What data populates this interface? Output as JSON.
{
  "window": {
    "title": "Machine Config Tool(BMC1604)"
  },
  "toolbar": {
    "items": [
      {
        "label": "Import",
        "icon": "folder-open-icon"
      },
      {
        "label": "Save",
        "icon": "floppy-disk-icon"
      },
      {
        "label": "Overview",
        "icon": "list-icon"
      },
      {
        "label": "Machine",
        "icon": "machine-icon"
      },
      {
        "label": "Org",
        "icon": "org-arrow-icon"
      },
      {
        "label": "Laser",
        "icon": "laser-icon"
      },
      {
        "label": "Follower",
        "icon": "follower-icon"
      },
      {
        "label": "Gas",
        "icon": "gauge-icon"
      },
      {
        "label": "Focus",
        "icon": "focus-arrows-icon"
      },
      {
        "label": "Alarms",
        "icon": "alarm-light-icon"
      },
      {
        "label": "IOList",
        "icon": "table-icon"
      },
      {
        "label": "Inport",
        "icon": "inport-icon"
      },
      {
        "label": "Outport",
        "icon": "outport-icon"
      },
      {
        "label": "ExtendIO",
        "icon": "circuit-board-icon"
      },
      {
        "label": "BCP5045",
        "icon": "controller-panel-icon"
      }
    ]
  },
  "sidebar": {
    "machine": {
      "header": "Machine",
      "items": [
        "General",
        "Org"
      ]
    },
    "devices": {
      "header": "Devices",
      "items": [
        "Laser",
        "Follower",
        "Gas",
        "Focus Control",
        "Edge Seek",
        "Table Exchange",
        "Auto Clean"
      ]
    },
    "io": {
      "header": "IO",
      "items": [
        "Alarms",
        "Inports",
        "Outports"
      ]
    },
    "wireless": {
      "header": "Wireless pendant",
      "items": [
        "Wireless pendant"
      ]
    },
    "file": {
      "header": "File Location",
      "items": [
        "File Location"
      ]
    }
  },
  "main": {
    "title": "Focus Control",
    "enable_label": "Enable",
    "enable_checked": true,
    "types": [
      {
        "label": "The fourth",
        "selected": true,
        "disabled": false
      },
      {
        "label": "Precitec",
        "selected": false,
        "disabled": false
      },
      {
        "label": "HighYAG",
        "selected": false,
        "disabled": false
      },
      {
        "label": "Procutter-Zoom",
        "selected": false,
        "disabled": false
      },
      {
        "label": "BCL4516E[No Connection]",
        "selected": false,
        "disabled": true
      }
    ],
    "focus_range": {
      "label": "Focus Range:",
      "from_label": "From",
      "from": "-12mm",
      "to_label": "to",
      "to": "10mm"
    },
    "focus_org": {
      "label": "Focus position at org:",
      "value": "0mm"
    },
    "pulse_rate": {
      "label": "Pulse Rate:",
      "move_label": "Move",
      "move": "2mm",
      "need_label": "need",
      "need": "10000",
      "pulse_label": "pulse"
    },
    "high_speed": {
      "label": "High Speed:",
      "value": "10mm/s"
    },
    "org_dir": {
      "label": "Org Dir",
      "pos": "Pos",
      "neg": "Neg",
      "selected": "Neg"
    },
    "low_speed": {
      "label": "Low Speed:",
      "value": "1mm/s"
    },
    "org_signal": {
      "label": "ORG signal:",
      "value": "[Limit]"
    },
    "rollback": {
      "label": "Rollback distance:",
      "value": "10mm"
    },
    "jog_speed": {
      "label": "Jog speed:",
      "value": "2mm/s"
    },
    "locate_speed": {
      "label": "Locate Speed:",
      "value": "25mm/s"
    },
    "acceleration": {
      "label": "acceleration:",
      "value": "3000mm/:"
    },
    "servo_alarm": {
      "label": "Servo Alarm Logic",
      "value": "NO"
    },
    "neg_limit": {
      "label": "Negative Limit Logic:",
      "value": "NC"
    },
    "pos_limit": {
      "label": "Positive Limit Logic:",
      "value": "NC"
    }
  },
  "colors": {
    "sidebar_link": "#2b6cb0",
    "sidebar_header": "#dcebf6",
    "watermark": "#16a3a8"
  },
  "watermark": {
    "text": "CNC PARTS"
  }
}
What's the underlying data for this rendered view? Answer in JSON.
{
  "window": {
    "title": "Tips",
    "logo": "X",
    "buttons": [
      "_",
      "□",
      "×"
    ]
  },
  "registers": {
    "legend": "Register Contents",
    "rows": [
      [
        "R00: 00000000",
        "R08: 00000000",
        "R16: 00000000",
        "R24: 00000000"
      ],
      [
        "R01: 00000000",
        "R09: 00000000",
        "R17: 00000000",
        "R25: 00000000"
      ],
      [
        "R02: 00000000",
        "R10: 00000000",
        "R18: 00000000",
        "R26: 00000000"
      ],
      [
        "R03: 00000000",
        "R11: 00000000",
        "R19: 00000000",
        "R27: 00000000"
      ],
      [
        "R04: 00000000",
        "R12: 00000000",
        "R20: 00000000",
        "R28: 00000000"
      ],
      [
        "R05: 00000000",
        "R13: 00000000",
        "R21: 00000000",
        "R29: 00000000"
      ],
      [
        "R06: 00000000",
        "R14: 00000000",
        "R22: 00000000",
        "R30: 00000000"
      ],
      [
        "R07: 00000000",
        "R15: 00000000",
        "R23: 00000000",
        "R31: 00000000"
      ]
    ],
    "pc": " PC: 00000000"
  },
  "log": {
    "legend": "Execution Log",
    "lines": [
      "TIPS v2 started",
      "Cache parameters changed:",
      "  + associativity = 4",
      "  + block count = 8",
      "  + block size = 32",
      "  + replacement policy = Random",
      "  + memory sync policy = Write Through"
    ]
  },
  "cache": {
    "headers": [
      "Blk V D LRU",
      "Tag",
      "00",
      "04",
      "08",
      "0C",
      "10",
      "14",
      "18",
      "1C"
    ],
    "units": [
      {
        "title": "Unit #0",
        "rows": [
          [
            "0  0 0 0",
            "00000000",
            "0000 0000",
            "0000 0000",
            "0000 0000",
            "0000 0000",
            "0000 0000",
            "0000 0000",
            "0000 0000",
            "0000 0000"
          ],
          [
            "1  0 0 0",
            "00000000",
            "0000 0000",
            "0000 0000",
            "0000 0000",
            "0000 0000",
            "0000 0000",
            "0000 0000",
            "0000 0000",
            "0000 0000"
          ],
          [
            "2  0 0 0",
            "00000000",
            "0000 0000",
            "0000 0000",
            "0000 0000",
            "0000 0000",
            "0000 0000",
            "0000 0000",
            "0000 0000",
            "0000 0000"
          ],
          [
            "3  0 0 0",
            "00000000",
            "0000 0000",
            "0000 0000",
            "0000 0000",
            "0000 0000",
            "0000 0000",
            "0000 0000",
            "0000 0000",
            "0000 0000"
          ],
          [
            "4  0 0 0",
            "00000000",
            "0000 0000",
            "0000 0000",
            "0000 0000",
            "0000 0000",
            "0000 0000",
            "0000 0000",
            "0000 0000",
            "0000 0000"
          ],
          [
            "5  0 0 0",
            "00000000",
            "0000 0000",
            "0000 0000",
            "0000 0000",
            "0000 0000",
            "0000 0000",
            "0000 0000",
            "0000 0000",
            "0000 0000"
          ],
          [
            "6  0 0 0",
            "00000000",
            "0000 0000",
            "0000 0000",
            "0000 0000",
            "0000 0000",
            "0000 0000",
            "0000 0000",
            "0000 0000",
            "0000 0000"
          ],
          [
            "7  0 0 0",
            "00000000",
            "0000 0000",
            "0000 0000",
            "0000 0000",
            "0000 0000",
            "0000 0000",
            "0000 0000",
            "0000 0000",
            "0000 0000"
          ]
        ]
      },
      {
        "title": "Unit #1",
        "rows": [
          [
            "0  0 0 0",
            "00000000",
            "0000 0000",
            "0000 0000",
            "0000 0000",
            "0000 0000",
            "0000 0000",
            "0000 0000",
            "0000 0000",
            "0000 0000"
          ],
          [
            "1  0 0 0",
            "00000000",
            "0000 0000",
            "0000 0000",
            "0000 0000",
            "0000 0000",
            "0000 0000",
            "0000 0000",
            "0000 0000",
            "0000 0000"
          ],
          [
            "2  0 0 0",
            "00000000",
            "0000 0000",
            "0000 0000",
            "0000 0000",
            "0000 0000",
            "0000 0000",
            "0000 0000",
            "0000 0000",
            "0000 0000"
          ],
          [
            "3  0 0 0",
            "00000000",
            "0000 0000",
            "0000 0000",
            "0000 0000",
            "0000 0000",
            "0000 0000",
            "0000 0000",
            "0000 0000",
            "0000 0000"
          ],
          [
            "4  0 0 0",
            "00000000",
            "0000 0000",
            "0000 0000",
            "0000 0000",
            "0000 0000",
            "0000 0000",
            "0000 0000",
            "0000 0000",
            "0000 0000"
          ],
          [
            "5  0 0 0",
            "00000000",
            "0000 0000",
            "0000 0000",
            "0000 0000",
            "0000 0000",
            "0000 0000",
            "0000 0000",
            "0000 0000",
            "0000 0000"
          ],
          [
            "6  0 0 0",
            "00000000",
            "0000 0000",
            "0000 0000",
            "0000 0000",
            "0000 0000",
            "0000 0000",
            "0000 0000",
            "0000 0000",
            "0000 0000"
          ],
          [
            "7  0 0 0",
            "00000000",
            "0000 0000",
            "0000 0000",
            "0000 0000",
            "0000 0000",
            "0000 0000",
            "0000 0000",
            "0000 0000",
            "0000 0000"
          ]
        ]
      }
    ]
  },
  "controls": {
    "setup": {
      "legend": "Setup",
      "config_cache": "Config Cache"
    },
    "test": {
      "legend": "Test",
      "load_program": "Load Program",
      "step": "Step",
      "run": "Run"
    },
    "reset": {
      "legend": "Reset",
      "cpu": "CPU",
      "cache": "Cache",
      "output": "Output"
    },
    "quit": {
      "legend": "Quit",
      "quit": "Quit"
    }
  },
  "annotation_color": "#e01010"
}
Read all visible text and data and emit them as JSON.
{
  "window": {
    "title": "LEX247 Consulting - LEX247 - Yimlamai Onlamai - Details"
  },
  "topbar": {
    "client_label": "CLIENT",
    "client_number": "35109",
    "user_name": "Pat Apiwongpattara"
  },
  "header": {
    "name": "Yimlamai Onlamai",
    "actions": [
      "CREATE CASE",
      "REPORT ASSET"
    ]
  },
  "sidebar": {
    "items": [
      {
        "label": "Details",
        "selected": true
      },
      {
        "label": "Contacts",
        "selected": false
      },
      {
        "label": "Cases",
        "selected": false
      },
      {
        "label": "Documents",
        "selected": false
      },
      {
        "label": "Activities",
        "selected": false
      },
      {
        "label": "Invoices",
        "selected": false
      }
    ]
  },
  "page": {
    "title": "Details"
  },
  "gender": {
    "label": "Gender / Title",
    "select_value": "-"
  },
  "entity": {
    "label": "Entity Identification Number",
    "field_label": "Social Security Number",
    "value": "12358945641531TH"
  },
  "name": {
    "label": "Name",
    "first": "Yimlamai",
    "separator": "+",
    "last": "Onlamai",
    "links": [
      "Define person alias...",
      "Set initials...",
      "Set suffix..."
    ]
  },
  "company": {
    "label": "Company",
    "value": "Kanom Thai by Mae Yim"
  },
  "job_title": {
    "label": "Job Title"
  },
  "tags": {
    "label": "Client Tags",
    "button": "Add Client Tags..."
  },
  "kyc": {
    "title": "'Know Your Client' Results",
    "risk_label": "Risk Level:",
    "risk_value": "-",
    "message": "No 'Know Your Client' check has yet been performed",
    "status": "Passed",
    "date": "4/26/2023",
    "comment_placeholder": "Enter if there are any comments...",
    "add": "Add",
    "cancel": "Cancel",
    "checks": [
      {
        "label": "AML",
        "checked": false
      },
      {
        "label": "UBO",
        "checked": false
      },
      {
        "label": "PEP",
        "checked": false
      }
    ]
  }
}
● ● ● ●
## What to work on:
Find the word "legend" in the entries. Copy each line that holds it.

## Task result:
    "legend": "Register Contents",
    "legend": "Execution Log",
      "legend": "Setup",
      "legend": "Test",
      "legend": "Reset",
      "legend": "Quit",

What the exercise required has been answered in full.